Last Saturday in Hanoi, I did two things. In the afternoon I visited an Associated Press exhibition of some of the most iconic and disturbing images from the Vietnam War. In the evening, I went to a rock concert organised by the US Embassy to mark 20 years since the establishment of diplomatic relations with Vietnam.
And I also read the news.
I ended up spending the day thinking about the US in Vietnam.
The AP exhibition was put together to mark 40 years since the end of the Vietnam War - known here as the American War.
Whatever you make of US intentions in the 1960s and 70s, the prosecution of the war in Vietnam was founded on a flawed understanding of the enemy, an unjustified faith in military power, and showed scant regard for the lives of Vietnamese civilians and the land they lived on. Most people know that. And if you've lived in Vietnam a long time, you'll have a personal sense of it too.

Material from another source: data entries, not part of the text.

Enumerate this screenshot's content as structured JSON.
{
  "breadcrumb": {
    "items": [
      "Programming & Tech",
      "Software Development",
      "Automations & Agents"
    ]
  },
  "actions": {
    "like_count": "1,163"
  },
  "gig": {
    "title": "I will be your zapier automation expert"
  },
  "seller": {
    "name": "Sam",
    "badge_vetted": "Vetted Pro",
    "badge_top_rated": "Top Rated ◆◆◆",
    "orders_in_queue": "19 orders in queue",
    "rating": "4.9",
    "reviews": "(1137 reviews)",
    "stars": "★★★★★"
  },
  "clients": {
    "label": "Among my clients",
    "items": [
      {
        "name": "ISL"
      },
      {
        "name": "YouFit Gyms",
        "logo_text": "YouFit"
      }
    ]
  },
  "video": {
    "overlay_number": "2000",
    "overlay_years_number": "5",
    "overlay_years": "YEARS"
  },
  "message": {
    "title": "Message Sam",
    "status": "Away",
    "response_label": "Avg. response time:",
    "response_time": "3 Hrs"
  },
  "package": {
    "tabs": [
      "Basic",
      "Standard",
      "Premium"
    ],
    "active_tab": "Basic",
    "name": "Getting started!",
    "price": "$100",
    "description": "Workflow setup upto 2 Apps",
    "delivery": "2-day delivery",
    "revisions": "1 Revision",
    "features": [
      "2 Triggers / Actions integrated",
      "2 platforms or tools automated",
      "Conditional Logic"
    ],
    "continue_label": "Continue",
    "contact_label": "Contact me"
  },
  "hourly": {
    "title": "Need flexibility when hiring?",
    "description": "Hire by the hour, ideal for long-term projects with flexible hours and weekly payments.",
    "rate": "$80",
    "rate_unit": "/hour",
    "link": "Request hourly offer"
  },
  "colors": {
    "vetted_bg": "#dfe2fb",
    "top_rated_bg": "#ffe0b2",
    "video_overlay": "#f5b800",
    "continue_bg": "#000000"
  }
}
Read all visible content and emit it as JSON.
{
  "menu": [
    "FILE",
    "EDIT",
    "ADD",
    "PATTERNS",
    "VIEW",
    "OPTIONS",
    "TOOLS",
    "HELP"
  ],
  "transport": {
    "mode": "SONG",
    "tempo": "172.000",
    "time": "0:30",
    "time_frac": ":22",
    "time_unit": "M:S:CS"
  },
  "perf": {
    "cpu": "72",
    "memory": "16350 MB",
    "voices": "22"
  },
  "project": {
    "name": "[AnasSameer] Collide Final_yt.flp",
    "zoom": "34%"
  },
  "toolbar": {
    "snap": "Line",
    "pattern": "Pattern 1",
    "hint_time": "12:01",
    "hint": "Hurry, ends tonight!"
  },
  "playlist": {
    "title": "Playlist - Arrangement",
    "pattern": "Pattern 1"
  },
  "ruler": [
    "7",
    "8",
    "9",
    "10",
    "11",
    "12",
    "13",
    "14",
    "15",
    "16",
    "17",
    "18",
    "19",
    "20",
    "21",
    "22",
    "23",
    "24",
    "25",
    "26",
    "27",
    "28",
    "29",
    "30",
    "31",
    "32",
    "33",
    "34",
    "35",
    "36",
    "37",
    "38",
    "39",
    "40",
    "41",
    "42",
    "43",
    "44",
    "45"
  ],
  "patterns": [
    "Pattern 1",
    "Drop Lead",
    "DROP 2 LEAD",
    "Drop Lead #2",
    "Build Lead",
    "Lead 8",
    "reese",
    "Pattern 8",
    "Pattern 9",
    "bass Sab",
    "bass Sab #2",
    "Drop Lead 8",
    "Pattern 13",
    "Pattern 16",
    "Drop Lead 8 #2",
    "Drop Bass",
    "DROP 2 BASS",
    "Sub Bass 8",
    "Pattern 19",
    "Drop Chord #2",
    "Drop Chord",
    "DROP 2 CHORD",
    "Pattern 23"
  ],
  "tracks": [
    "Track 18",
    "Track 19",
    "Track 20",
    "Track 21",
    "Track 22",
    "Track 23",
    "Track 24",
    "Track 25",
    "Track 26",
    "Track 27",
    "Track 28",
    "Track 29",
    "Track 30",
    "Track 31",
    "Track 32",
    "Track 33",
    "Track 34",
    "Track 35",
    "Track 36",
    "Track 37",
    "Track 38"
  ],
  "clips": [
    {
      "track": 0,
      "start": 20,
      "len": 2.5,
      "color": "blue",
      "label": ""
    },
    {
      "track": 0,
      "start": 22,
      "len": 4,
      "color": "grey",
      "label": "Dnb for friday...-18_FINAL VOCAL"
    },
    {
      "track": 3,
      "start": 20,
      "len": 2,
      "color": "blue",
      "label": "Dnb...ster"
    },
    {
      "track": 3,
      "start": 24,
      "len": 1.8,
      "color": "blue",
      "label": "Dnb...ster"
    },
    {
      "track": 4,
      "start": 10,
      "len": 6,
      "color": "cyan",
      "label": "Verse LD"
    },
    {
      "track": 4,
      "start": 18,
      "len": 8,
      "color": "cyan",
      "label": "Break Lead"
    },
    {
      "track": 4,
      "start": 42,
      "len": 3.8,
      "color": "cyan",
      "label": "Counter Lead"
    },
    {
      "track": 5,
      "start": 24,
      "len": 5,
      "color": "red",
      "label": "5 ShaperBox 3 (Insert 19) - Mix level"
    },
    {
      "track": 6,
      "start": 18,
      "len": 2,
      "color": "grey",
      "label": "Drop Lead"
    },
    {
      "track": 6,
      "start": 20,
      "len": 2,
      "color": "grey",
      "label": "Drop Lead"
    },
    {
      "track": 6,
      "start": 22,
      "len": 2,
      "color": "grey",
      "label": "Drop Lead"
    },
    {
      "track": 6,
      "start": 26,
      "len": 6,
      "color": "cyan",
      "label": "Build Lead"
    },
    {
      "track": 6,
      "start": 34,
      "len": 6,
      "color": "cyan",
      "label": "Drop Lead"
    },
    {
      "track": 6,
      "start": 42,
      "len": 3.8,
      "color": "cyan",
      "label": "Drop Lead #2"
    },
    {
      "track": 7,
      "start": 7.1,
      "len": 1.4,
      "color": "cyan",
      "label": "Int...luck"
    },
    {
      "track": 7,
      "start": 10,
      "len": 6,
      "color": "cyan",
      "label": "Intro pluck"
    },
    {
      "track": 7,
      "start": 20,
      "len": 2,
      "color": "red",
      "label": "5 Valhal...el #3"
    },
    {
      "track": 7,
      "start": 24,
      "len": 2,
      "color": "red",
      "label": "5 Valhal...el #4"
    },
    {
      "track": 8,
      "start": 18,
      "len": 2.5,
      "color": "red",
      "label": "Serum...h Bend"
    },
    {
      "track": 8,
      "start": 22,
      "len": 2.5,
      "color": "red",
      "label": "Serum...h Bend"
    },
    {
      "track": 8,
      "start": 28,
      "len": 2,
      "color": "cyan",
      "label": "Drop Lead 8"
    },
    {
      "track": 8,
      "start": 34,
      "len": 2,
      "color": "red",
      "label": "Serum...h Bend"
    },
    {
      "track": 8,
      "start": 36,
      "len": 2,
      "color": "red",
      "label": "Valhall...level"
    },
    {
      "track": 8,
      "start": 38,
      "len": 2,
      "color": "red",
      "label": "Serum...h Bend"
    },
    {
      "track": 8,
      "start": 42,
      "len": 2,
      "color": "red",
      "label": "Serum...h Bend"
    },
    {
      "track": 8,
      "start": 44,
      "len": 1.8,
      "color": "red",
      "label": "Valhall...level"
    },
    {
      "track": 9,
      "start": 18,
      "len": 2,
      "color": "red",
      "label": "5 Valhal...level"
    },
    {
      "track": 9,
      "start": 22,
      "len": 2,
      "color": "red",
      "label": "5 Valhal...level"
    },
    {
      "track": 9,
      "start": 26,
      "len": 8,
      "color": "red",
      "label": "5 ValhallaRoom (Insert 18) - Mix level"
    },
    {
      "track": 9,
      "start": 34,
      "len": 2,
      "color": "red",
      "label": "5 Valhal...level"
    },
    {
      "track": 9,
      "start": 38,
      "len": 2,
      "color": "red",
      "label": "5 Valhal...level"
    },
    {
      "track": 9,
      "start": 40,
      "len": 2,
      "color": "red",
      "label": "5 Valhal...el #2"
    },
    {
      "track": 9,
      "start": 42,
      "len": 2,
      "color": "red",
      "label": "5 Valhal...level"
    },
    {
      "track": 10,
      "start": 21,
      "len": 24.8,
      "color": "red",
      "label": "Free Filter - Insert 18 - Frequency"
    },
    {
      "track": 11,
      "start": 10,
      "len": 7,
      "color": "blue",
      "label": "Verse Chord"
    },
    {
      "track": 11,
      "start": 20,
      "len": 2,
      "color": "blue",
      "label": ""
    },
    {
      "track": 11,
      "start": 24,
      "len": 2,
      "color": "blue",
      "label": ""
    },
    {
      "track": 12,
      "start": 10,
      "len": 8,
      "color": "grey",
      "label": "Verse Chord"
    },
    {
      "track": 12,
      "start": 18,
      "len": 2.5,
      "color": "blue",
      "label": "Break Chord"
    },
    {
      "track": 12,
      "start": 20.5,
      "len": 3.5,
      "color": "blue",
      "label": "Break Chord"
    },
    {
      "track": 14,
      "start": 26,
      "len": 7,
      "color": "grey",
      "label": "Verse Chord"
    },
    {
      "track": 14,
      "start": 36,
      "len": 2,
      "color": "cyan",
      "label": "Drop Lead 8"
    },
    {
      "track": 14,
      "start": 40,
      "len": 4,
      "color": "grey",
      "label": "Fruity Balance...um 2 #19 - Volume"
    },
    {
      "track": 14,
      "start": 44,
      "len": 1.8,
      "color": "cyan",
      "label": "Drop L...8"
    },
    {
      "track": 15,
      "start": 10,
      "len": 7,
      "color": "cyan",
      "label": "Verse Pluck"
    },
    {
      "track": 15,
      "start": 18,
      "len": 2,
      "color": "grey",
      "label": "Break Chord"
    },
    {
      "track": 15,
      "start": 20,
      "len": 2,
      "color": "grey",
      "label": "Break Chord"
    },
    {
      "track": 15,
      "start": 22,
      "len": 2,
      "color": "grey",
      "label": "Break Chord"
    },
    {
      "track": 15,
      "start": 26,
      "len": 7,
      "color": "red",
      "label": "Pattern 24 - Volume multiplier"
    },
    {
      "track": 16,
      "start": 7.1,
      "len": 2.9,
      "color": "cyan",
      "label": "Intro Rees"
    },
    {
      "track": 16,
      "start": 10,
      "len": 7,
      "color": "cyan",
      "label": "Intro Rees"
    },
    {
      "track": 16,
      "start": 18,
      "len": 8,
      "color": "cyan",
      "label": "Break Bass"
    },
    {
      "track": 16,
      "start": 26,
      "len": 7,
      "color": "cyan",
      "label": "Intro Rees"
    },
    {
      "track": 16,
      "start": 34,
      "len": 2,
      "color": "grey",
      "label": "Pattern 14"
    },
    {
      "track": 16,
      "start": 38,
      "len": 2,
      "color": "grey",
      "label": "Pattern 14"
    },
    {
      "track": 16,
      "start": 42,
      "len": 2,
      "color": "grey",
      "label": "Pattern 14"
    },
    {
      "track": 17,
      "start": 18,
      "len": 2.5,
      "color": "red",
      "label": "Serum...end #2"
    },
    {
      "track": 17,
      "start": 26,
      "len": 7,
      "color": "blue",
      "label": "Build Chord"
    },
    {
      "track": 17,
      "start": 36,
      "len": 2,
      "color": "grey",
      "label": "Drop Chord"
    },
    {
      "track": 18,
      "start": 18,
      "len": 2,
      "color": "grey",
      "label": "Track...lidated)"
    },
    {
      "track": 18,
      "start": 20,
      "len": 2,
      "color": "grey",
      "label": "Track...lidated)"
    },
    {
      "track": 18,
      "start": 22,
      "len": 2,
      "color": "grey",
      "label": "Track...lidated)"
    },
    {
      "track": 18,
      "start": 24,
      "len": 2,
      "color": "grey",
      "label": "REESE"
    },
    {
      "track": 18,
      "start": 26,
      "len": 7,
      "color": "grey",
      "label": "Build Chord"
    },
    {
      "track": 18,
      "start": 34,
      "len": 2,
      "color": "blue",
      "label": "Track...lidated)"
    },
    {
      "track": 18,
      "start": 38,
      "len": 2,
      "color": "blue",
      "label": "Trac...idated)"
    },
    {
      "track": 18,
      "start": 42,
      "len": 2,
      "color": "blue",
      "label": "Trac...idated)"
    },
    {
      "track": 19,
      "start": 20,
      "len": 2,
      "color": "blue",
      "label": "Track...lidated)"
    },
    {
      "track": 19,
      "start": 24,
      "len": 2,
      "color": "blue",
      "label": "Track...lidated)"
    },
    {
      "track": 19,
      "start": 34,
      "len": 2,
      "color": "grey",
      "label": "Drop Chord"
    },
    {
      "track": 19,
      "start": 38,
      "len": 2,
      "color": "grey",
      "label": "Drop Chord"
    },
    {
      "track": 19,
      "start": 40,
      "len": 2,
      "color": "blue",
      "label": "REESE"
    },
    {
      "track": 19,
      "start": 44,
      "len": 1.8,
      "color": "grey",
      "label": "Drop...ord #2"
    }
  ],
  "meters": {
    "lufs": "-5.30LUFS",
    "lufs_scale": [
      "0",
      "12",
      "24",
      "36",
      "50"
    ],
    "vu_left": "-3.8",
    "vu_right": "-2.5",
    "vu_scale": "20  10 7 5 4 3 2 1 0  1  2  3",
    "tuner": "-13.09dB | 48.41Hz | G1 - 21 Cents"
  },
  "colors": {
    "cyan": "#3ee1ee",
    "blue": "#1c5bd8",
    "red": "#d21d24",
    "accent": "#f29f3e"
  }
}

The AP images recounted the tragedy.
I’d seen most of the photos many times, but they still packed a punch - especially in an exhibition where they’re all viewed together.
The evening concert couldn’t have been more different.
Called ASEAN Pride, it was a US Embassy sponsored celebration of Vietnam’s gay community - wrapped up in a twenty year celebration of renewed diplomatic ties between the US and Vietnam.
The headline act, American Vietnamese singer songwriter and activist Thao Nguyen and her band, The Get Down Stay Down, put on more than a great show. Thao Nguyen encapsulated an America of acceptance, tolerance and progress and connected beautifully with the Vietnamese audience.
It was United States soft power at work in a country with such a bitter experience of the worst of America's hard power.
If only the United States of tolerance and acceptance on display in Hanoi on Saturday night, was more representative of the reality of the nation - and its impact on the world.
Ambassador Ted Osius, I’m told the first openly gay US Ambassador in South East Asia, took to the stage with his husband, to welcome everybody and champion the cause of gay rights and acceptance.
It was an impressive thing to see.
But as I watched Ambassador Osius in action, I was reminded that the United States itself is a long way from being a bastion of liberal progressivism. The mixed crowd of Vietnamese and foreigners at the event was probably more progressive than middle America.
Representing the US (or Australia for that matter) as a shining light of tolerance and progress aint an easy gig these days. It seems like the US is exporting values to Vietnam that are under siege at home.
After all, a large segment of the Republican right wing (perhaps some Democrats too?) would likely be horrified to know that the 20th anniversary of diplomatic relations between the US and Vietnam was being marked with a music festival celebrating the gay community.
It also occurred to me that in this region, Vietnam is already relatively progressive in terms of LGBT issues. The fact that the event occurred is enough testament to that.
I can only assume that as Ambassador Osius spoke, he was also dealing with the shock of last week’s appalling Charleston race murders and his country’s tragic inability to put sensible controls around the availability of guns.
A year of revelation of police violence against the black community would also give pause to any American proposing to export values of tolerance and progressivism to the world.
The US homefront is looking fragile - with guns, racial violence, police brutality, gaping inequality and political dysfunction - all providing ammunition for America’s enemies. US democracy's embrace of the large corporation through the Citizens United Supreme Court decision, seems to provide a blueprint for the validation of what in other countries, might be called corruption.
It was good to see a side of America on display in Hanoi that’s finding it harder to express itself at home and is often crowded out by other issues abroad.
There have always been critics of the hypocrisy of US diplomacy. I’ve been on both sides of the argument. But few could fault the conviction of Ambassador Osius.
I wondered whether Vietnam might be considering making gun control the feature of a celebration of diplomatic relations in Washington?